Syriac Gospel, c.1220

A detail from

Holy Women at the Tomb

Full title: Syriac Gospel Lectionary
Created: c. 1216–20
Formats: Codex, Manuscript
Held by: British Library
Shelfmark: Add MS 7170

A Syriac Gospel, produced in what is now northern Iraq.
Syriac is the dialect of Eastern Aramaic that was spoken in the early Christian period in the principality of Edessa, which corresponds to present day northern Syria and Iraq, and southern Turkey. It is written in the same alphabet of 22 consonants as Hebrew, but with additional characters of its own. The earliest Syriac books were biblical translations, and some believe that Syriac may have been the language in which some of the original Gospels were written.
This codex is one of the finest examples of the very few extant large, profusely illustrated Syriac Gospels. The manuscript shows a strong Byzantine influence in the choice of texts and style of illustrations. However, many of the details of the illustrations, such as trees, rocks, architecture, and much of the clothing, are Islamic in style.

The image (f. 16r) of the Holy Women visiting the tomb of Christ illustrates the text of St Matthew, in which he recounts that at dawn on the first day of the week St Mary Magdalene and the other Mary went to the tomb and saw an angel, who said to them:
‘Do not be afraid, for I know that you are looking for Jesus, who was crucified. He is not here; he has risen, just as he said.’ (Matthew 28:5–6).
Source: British Library, Collection items, Syriac Gospel Lectionary

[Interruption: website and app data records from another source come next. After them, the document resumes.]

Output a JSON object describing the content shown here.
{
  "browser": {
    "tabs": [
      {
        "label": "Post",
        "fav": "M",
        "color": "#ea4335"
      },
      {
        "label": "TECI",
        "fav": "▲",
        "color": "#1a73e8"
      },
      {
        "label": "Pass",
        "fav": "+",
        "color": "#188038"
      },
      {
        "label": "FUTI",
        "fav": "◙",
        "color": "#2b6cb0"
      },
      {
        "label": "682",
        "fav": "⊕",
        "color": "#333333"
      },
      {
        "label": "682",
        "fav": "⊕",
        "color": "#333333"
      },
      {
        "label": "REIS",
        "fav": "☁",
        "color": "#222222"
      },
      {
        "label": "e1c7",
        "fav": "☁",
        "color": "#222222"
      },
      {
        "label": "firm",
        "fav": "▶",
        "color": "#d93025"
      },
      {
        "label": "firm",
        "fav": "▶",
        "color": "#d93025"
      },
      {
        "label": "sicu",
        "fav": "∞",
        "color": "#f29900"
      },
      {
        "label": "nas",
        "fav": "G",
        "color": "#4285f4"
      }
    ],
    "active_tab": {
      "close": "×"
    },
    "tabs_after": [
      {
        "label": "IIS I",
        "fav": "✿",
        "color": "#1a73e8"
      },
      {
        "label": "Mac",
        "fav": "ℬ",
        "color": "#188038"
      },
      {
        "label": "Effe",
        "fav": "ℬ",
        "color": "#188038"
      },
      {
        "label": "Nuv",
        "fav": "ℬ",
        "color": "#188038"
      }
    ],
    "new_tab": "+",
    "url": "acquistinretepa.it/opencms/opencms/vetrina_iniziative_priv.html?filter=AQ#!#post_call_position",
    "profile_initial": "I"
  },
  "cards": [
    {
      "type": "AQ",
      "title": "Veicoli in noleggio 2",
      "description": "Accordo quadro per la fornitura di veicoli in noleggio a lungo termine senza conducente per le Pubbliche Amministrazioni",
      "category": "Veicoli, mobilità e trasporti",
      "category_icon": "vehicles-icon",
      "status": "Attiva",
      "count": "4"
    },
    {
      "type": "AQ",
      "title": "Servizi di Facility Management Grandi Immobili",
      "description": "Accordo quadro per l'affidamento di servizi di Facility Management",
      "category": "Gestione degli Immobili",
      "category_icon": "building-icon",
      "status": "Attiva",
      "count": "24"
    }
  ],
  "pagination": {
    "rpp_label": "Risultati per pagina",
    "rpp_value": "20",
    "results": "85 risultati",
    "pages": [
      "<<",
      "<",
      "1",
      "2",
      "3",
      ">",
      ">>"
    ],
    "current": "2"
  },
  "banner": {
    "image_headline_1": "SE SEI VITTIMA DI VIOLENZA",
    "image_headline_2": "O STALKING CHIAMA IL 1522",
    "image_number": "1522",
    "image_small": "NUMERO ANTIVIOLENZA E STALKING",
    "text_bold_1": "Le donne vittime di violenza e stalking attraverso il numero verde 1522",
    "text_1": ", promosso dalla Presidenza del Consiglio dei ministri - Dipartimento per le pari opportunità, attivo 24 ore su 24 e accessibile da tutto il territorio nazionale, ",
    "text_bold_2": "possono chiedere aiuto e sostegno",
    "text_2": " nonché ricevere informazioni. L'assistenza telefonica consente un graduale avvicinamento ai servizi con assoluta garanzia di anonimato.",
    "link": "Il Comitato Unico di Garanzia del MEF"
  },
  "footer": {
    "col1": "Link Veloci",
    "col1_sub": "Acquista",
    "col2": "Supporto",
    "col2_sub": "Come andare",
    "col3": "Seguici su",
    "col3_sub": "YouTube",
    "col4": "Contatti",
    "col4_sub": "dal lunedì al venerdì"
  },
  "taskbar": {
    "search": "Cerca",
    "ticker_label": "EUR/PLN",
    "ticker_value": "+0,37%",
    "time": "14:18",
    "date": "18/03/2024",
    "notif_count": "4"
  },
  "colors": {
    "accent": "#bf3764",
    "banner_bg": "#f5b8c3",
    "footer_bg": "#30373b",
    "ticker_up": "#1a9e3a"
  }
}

Back to the Syriac Gospel of c.1220. Ms. Additional 7170, British Library, London